My First Summer (2020)
Fair warning, this saccharine cottagecore drama is so wholesome it might melt you before the sun has the chance. With candy necklaces, lollipop rings, and sweet forehead kisses galore, Katie Found's enchanting Australian indie beautifully champions the power of soft femininity. Claudia (Markella Kavenagh) is like a forest nymph dressed all in beige before Claire (Maiah Stewardson) comes dancing into her life with a colourful rainbow of accessories. No pastel aesthetic is spared in this stunning, 80-minute slice of a sun-kissed summer. A dreamy portrayal of two smitten lovers existing in their own undisturbed world of adoration, My First Summer is a remarkable debut that captures the rose-tinted intensity of falling in love for the first time.
Ellie & Abbie (& Ellie’s Dead Aunt) (2021)
Monica Zanett's debut is another tale of lesbians under the Australian sun. This film, however, is a more lighthearted showcase of teenage sapphic infatuation. The premise alone is amusing: the rambunctious Ellie (Sophie Hawkshaw) is trying to pluck up the courage to ask her crush, Abbie (Zoe Terakes), to the school formal when Ellie's dead Aunt Tara (Julia Billington) appears as her lesbian fairy-godmother with questionable dating advice. With red cheeks from both the midday sun and being flustered in Abbie's presence, Ellie's character offers some kindhearted representation of an introverted and socially awkward lesbian. It's an easy watch with a delightful message of poignant solidarity between lesbian generations.

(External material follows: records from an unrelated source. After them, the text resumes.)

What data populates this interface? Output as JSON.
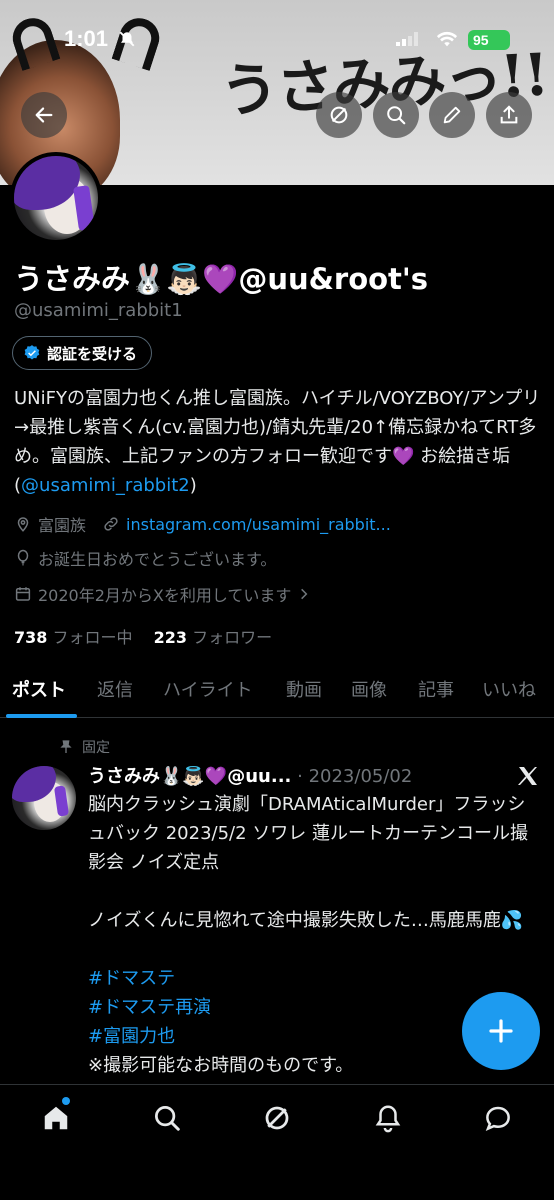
{
  "status_bar": {
    "time": "1:01",
    "battery": "95"
  },
  "banner": {
    "title_text": "うさみみっ!!"
  },
  "profile": {
    "name": "うさみみ🐰👼🏻💜@uu&root's",
    "handle": "@usamimi_rabbit1",
    "verify_button_label": "認証を受ける",
    "bio_text": "UNiFYの富園力也くん推し富園族。ハイチル/VOYZBOY/アンプリ→最推し紫音くん(cv.富園力也)/錆丸先輩/20↑備忘録かねてRT多め。富園族、上記ファンの方フォロー歓迎です💜 お絵描き垢 (",
    "bio_link": "@usamimi_rabbit2",
    "bio_end": ")",
    "location": "富園族",
    "website": "instagram.com/usamimi_rabbit...",
    "birthday": "お誕生日おめでとうございます。",
    "joined": "2020年2月からXを利用しています",
    "following_count": "738",
    "following_label": "フォロー中",
    "followers_count": "223",
    "followers_label": "フォロワー"
  },
  "tabs": [
    {
      "label": "ポスト",
      "active": true
    },
    {
      "label": "返信"
    },
    {
      "label": "ハイライト"
    },
    {
      "label": "動画"
    },
    {
      "label": "画像"
    },
    {
      "label": "記事"
    },
    {
      "label": "いいね"
    }
  ],
  "post": {
    "pinned_label": "固定",
    "author": "うさみみ🐰👼🏻💜@uu...",
    "date": "· 2023/05/02",
    "body_line1": "脳内クラッシュ演劇「DRAMAticalMurder」フラッシュバック 2023/5/2 ソワレ 蓮ルートカーテンコール撮影会 ノイズ定点",
    "body_line2": "ノイズくんに見惚れて途中撮影失敗した…馬鹿馬鹿💦",
    "hashtags": [
      "#ドマステ",
      "#ドマステ再演",
      "#富園力也"
    ],
    "body_line3": "※撮影可能なお時間のものです。"
  },
  "colors": {
    "accent": "#1d9bf0",
    "background": "#000000",
    "muted": "#71767b"
  },
  "icons": {
    "banner_buttons": [
      "back-arrow-icon",
      "grok-icon",
      "search-icon",
      "edit-pencil-icon",
      "share-icon"
    ],
    "bottom_nav": [
      "home-icon",
      "search-icon",
      "grok-icon",
      "notifications-icon",
      "messages-icon"
    ]
  }
}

One in a Thousand (2021)
Clarisa Navas' returns to the housing projects where she grew up and borrows from her own experience to inform her triumphantly immersive sophomore feature. Amid societal pressure and familial conflict, Iris (Sofia Cabrera) gravitates to Renata (Ana Carolina Garcia) while local gossip swirls around them. Sleeveless shirts and basketball shorts are their outfits of choice as the pair shelter in the shade to avoid the blistering Argentinian sun and the watchful eyes of their neighbours. As Iris' attraction lingers like simmering heat after sunset, this tale of lesbian tenderness has plenty of drama to go around.
A hit at BFI Flare and Glasgow Film Festival, British filmmaker Marley Morrison delivers a real crowd pleaser with Sweetheart. On a family holiday at a seaside caravan park, teen angst personified: AJ, played by the brilliant Nell Barlow, meets a local lifeguard (Ella-Rae Smith), who throws a spanner in AJ's summer plans of moping. Come for the cheap beers and late-night, all-inclusive entertainment; stay for the brazen and heartfelt lesbian romance on the coast. Quintessentially British, where the sun's presence is both fleeting and glorious, Sweetheart is a gem that will be released later this year so keep an eye out!